Creating a budget: Create a realistic budget – discuss savings goals, talk about whether combined or separate spending accounts make the most sense and make sure your financial goals are in sync.
About the Survey
1,014 Americans participated in an online survey on April 2-10, 2012, to seek out and identify financial attitudes and behaviors regarding the costs of weddings and marriage. The 1,014 survey respondents represent a random sample of Americans selected from a consumer panel of individuals in the U.S. who have online access to the Internet.

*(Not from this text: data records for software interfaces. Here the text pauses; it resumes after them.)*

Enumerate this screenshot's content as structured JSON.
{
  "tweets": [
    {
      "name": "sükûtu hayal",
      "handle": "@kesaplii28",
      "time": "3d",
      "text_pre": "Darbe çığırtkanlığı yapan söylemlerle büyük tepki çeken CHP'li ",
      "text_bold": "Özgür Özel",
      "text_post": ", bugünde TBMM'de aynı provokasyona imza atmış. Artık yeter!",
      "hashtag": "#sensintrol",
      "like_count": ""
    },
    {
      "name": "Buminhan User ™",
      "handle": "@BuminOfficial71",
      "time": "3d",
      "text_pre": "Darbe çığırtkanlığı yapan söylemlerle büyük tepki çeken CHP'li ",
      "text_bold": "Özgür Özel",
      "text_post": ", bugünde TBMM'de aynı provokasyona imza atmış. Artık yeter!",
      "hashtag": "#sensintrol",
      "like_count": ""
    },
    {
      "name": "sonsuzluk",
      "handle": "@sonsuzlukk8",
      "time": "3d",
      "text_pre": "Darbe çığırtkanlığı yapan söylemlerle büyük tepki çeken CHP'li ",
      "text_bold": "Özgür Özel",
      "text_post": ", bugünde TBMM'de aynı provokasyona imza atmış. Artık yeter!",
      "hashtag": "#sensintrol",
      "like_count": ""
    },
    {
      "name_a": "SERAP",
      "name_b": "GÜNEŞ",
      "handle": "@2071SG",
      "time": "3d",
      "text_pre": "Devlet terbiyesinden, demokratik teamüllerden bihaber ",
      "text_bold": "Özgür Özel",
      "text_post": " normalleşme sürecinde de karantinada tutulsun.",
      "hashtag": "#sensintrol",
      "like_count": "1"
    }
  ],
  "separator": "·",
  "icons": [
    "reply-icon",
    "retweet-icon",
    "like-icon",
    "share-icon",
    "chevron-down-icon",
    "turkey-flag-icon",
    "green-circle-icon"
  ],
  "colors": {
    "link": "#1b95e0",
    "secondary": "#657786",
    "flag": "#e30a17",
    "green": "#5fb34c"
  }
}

The margin of error in this survey is ±3.0%. This means that in 19 cases out of 20, survey results based on 1,014 respondents will differ by no more than 3.0 percentage points in either direction from what would have been obtained by seeking the opinions of all eligible individuals in the U.S. who are online. Research Now conducted this survey on behalf of TD Ameritrade Holding Corporation. Research Now and TD Ameritrade Holding Corporation are separate, unaffiliated companies and are not responsible for each other’s products and services.
About TD Ameritrade Holding Corporation
Millions of investors and independent registered investment advisors (RIAs) have turned to TD Ameritrade's (NYSE:AMTD) technology, people and education to help make investing and trading easier to understand and do. Online or over the phone. In a branch or with an independent RIA. First-timer or sophisticated trader. Our clients want to take control, and we help them decide how - bringing Wall Street to Main Street for more than 36 years. An official sponsor of the 2012 U.S. Olympic Team, TD Ameritrade has time and again been recognized as a leader in investment services. Please visit TD Ameritrade's newsroom or www.amtd.com for more information.
About Research Now
Research Now is the leading global online sampling and online data collection company. With over 6 million panelists in 38 countries worldwide, Research Now enables companies to listen to and interact with real consumers and business decision makers in order to make key business decisions.